Career Change: When the pain of staying exceeds the pain of movement

“I finally had enough.” Stan said. Having endured 14 years of low enjoyment, high pressure, work at a large corporation in Stamford, CT, Stan said that he had stayed so long because thoughts of leaving either left him confused or anxious. Finally, after a so-so year end review, he thought to himself that he had stayed only because he never was forced to leave. His reviews had always been above average. Now, he started to worry that his job could be in jeopardy. With lack of security on top of dislike for his job, he finally “had enough.”
Through the years of working with career changers, I’ve noticed that most people do not move unless forced. As you examine your career in 2016, consider that you are in a much better position to change careers when you are not desperate.  A few years ago, Pfizer’s Connecticut reorganization set in motion a process that disrupted hundreds of jobs in Southeastern, CT.  Those that met with me in anticipation of the move (the rumor mill was in high well before the official announcement) pretty much all did very well in transition.  Career change takes time.  Those who sought help from a career coach before getting terminated were in good position to seek new employment compared to those who waited until they were officially unemployed.  

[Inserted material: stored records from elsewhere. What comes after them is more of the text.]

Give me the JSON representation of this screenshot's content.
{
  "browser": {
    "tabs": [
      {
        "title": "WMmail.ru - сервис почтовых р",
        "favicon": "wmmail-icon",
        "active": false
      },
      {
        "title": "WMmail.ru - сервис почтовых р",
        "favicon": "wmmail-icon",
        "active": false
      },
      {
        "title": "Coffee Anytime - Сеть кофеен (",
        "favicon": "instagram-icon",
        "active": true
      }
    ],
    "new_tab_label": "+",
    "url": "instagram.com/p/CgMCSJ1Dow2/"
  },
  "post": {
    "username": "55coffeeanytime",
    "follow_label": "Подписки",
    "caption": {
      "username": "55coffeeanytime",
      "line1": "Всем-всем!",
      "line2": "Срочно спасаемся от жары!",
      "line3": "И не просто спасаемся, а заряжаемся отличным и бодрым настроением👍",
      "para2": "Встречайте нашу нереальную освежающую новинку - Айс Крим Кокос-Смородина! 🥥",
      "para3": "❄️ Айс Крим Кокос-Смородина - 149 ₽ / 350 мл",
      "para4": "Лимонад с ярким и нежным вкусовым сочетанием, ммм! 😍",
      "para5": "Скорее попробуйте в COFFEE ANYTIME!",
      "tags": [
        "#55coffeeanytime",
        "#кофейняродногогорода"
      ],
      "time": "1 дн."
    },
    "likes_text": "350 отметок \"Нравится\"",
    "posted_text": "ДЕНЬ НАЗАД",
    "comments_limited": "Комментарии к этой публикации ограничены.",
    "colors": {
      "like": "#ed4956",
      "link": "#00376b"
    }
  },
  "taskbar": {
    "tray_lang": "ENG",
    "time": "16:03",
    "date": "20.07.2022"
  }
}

General Electric is undergoing a similar transition in 2016. Those in Fairfield County who either work for GE or who are dependent on GE’s presence (lots of vendors that service GE are worried) should embrace the “pain of movement” now.